% Design Document
The main goal of zVault is to provide a backup solution that is both reliable and efficient.
Backups should be stored in a way so that they can be restored reliably. A backup that can not be restored is worthless. Backups should be stored in a robust fashion that allows minor changes to remote backup files or losses in local cache. There should be a way to verify the integrity of backups.
Backups should support remote storage. Remote backup files should be stored
on a mounted remote storage (e.g. via
rclone mount). To support this use case,
remote backup files should be handled with only common file operations so that
dumb remote filesystems can be supported.
The backup process should be fast, especially in the common case where only small changes happened since the last backup. This means that zVault should be able to find an existing backup for reference and use it to detect differences.
The backups should be stored in a space-efficient and deduplicating way, to save storage space, especially in the common case where only small changes happened since the last backup. The individual backups should be independent of each other to allow the removal of single backups based on age in a phase-out scheme.
The main idea of zVault is to split the data into chunks which are stored remotely. The chunks are combined in bundles and compressed and encrypted as a whole to increase the compression ratio and performance.
An index stores hashes of all chunks together with their bundle id and position in that bundle, so that chunks are only stored once and can be reused by later backups. The index is implemented as a memory-mapped file to maximize the backup performance.
To split the data into chunks a so-called chunker is used. The main goal of the chunker is to create a maximal amount of same chunks when only a few changes happened in a file. This is especially tricky when bytes are inserted or deleted so that the rest of the data is shifted. The chunker uses content-dependent methods to split the data in order to handle those cases.
By splitting data into chunks and storing those chunks remotely as well as in the index, any stream of data (e.g. file contents) can be represented by a list of chunk identifiers. This method is used to represent the contents of a file and store it in the file metadata. This metadata is then encoded as a data stream and again represented as a chunk list. Directories contain their children (e.g. files and other directories) by referring to their metadata as a chunk list. So finally, the whole directory tree of a backup can be represented as the chunk list of the root directory which is then stored in a separate backup file.
The design of zVault contains multiple ways in which storage space can be saved.
The most important is deduplication which makes sure that chunks are only stored once. If only few changes happened since the last backup, almost all chunks are already present in the index and do not have to be written to remote storage. Depending on how little data has changed since the last backup, this can save up to 100% of the storage space.
But deduplication also works within the same backup. Depending on data, deduplication can save about 10%-20% even on new data due to repetitions in the data.
If multiple systems use the same remote storage, they can benefit from backups of other machines and use their chunks for deduplication. This is especially helpful in the case of whole system backups where all systems use the same operating system.
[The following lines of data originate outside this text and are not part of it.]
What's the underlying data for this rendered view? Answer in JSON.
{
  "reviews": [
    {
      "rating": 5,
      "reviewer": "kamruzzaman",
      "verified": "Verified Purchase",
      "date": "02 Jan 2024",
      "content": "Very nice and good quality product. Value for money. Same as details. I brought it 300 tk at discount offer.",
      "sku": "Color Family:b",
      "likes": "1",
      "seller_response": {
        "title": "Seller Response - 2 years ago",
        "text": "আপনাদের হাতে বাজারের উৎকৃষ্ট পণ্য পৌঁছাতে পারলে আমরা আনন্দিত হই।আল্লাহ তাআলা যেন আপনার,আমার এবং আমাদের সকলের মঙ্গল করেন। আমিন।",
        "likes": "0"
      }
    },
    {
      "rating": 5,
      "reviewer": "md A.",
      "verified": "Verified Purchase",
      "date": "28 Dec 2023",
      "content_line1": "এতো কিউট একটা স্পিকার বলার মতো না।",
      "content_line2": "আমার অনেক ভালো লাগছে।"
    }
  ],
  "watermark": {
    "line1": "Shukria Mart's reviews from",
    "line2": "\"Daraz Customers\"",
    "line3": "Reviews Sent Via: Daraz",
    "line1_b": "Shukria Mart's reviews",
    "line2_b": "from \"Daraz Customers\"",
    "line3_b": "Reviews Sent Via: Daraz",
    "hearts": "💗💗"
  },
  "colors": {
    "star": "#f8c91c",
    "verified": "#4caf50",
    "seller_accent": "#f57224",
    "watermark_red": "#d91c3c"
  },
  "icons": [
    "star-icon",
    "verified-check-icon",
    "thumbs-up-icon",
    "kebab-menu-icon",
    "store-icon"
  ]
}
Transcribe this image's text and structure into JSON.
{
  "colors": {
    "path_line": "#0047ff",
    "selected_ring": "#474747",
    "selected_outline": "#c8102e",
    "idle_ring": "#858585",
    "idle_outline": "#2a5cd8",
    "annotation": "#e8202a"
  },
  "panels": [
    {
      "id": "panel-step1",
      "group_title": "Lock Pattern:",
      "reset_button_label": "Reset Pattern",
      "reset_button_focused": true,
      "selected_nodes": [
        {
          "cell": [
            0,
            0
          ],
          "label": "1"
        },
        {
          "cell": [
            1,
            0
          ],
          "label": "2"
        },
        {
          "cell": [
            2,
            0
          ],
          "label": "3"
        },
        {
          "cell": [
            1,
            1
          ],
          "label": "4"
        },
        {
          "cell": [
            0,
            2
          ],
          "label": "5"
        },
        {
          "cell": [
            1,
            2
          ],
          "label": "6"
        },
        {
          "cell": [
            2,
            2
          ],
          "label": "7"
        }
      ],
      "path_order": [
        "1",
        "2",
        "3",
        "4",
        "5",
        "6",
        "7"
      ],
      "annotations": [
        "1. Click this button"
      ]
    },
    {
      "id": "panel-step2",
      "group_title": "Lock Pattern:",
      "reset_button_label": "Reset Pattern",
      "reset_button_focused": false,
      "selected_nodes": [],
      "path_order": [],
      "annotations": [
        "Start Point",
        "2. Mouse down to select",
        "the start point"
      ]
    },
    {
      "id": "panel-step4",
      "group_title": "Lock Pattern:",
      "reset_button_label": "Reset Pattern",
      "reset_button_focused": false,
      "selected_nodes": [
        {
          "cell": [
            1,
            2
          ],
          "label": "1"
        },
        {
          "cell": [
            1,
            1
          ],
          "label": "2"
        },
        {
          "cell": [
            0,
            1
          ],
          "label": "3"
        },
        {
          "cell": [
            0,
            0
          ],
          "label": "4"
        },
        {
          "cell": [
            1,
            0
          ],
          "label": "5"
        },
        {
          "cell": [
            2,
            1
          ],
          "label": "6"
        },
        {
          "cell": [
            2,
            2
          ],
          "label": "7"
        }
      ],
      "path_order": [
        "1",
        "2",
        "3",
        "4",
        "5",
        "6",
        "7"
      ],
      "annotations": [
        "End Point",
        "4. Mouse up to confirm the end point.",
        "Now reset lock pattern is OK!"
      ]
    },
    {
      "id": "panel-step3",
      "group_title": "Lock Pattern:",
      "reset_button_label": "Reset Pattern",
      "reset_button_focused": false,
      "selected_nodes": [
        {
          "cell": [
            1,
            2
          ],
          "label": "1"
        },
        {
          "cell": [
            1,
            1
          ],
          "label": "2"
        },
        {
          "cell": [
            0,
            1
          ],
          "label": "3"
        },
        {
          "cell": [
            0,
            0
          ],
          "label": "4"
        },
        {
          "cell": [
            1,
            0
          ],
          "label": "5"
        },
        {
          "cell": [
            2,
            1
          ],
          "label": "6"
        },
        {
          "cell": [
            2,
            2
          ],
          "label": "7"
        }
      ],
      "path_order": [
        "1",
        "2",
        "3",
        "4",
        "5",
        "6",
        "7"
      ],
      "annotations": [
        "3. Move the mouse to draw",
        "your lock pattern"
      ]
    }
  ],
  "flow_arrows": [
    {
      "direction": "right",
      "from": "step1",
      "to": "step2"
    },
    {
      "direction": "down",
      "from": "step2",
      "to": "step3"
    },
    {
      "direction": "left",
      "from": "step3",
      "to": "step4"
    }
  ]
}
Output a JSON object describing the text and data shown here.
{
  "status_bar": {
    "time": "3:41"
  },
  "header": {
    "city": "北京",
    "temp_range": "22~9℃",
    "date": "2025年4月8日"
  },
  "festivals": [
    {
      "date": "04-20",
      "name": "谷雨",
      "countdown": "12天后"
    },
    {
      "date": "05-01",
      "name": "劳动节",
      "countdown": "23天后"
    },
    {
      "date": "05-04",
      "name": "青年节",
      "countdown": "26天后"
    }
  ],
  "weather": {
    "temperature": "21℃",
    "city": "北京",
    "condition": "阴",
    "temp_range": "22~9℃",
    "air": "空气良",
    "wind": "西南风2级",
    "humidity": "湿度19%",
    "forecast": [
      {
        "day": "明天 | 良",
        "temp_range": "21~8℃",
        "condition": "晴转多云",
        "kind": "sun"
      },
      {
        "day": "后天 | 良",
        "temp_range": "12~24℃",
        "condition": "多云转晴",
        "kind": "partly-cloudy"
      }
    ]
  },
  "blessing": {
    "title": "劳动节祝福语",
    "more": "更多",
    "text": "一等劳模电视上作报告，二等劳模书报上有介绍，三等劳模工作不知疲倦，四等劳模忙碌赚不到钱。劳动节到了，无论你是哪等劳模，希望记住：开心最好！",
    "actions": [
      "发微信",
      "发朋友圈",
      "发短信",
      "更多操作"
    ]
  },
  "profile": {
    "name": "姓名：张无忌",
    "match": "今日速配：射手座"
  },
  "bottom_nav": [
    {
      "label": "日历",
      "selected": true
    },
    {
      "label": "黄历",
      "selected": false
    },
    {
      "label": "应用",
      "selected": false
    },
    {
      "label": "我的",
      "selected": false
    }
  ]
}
Finally zVault uses a powerfull compression that achieves about 1/3 space reduction in common cases to store the bundles.
In total, a whole series of backups is often significantly smaller than the data contained in any of the individual backups.
As backups are removed, some chunks become unused and could be removed to free storage space. However, as chunks are combined in bundles, they can not be removed individually and all other backups must also be checked in order to make sure the chunks are truly unused.
zVault provides an analysis method that scans all backups and identifies unused chunks in bundles. The vacuum process can then be used to reclaim the space used by those chunks by rewriting the effected bundles. Since all used chunks in the bundle need to be written into new bundles and the reclaimed space depends on the amount of unused chunks, only bundles with a high ratio of unused chunks should be rewritten.